The next year, he had won the starting job from Bell, only to be suspended for the beginning of 2016.
“When I think of toughness, I don’t first think of the physical,” Creighton said. “He and I have had several really hard conversations in my office over the last four years; it has not been easy for him. And the thing I’ll say about Brogan, he never, ever backed down from any of the really hard challenges that came his way. And that, to me, is toughness.
“Most of society nowadays just says, ‘I want to transfer.’ That’s not what he did. He said, ‘I want to win the job back.’ ”
Roback, 23, out of St. John’s Jesuit High School in Toledo, was the first four-star recruit ever to sign with Eastern Michigan, committing to Ron English. He could’ve walked when Creighton came in. He didn’t. He could’ve walked when Creighton gave the job to somebody else. He didn’t.
And now, he’ll go down as one of the greatest Eagles ever.
Still, the adversity didn’t stop after the first two games of his junior year. He endured a tough 2017, in which Eastern Michigan again slipped below .500, thanks to a six-game losing streak in which Eastern Michigan lost all the games by a combined 23 points, three of the games ending in overtime. Then, in his finale, he suffered a fractured fibula that set his professional aspirations back a bit.
He was invited to the NFLPA Collegiate Bowl in January, but had to miss it. He couldn’t compete at the NFL Combine in February.
Finally, he was given the all-clear by doctors a month-and-a-half ago, in time for Eastern Michigan’s Pro Day last month and the NFL club visits this month.
“Any time you get to go showcase not only your talents, go and compete, but at the same time, even just get the juices going getting back on the field, it’s an exciting time,” said Roback, whose sister, Paige, played volleyball at Eastern Michigan, and whose father, William, played football at Western Michigan and Adrian. “If you’re not excited, I think you’re doing the wrong thing, or somebody should check your heart out.”
Even if Roback hears his name on Day 3 of the NFL Draft, or goes undrafted and signs shortly thereafter, there will be work to do. There always is for quarterbacks from mid-major planets such as the Mid-American Conference.
Zach Terrell, Western Michigan’s record-holder at every turn, signed with the Baltimore Ravens shortly after last year’s draft, then was waived a few days later, and wasn’t picked up. Central Michigan’s Rush, slightly less-heralded than Terrell, signed with the Cowboys and figured to be a roster casualty, until he wowed in the preseason and earned a roster spot.
You just never know.
This much Roback does know: If not for the turnaround at Eastern Michigan, for which he was at the forefront, these opportunities wouldn’t be there at all.

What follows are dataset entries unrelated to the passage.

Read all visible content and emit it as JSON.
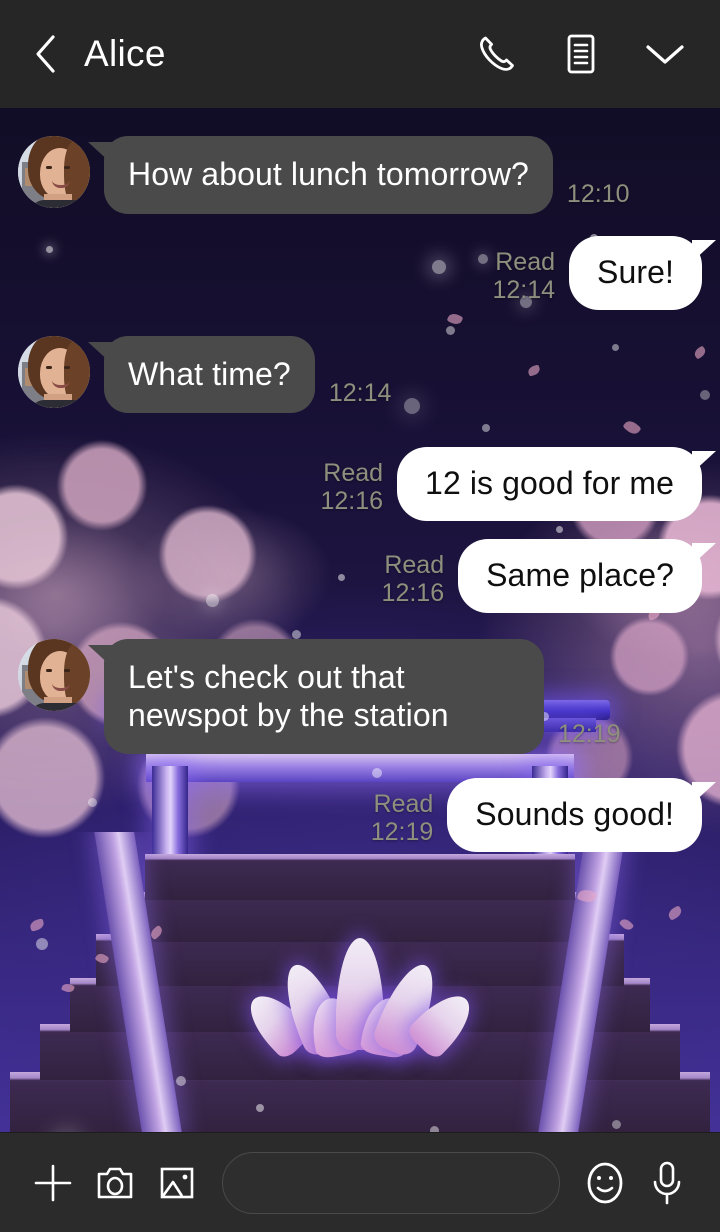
{
  "header": {
    "back_icon": "chevron-left-icon",
    "title": "Alice",
    "call_icon": "phone-icon",
    "notes_icon": "note-list-icon",
    "more_icon": "chevron-down-icon"
  },
  "wallpaper": {
    "description": "night sky torii gate with cherry blossoms, lotus and stone stairs",
    "sky_color": "#171033",
    "blossom_color": "#d7a8c6",
    "torii_glow_color": "#7a5fe0",
    "stair_color": "#3e2a52"
  },
  "colors": {
    "header_bg": "#262626",
    "incoming_bubble_bg": "#4a4a4a",
    "incoming_bubble_text": "#ffffff",
    "outgoing_bubble_bg": "#ffffff",
    "outgoing_bubble_text": "#0f0f0f",
    "timestamp_text": "#8f8f7e",
    "inputbar_bg": "#2b2b2b"
  },
  "conversation": {
    "contact_name": "Alice",
    "messages": [
      {
        "side": "in",
        "text": "How about lunch tomorrow?",
        "time": "12:10",
        "read": "",
        "show_avatar": true
      },
      {
        "side": "out",
        "text": "Sure!",
        "time": "12:14",
        "read": "Read",
        "show_avatar": false
      },
      {
        "side": "in",
        "text": "What time?",
        "time": "12:14",
        "read": "",
        "show_avatar": true
      },
      {
        "side": "out",
        "text": "12 is good for me",
        "time": "12:16",
        "read": "Read",
        "show_avatar": false
      },
      {
        "side": "out",
        "text": "Same place?",
        "time": "12:16",
        "read": "Read",
        "show_avatar": false
      },
      {
        "side": "in",
        "text": "Let's check out that newspot by the station",
        "time": "12:19",
        "read": "",
        "show_avatar": true
      },
      {
        "side": "out",
        "text": "Sounds good!",
        "time": "12:19",
        "read": "Read",
        "show_avatar": false
      }
    ]
  },
  "inputbar": {
    "add_icon": "plus-icon",
    "camera_icon": "camera-icon",
    "gallery_icon": "image-icon",
    "message_value": "",
    "message_placeholder": "",
    "emoji_icon": "smiley-icon",
    "mic_icon": "microphone-icon"
  }
}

“Yeah, absolutely,” Roback, who counts Aaron Rodgers and Matthew Stafford among his idols, said the other day. “Whenever winning comes into play, I think that’s vital to the pedigree of a quarterback, adding to their resume, absolutely.
“The winning brought the attention over — we’ve got some players over here, it’s not the same old Eastern Michigan.
“A lot of the guys along with myself came from winning programs in high school, and we were never used to losing. Five years here, I went through the tough times. Enough is enough, at some point. You just have to take things by the reins and kind of take over.
“Quarterbacks, the great ones, they win. One thing I like to hang my hat on is being able to win.”
Roback cites his leadership, too. As a redshirt senior, he finally was named a captain.
That honor came only one year after he was suspended to start a season — for, well, let’s just call them maturity issues, common for a college kid, but far less acceptable for a college kid leading a Division I football program.
“You always have a choice how to respond to a tough situation,” Creighton said. “He turned that really tough situation into, really, sort of a turning point. And he’s played his absolute best football from that point forward.”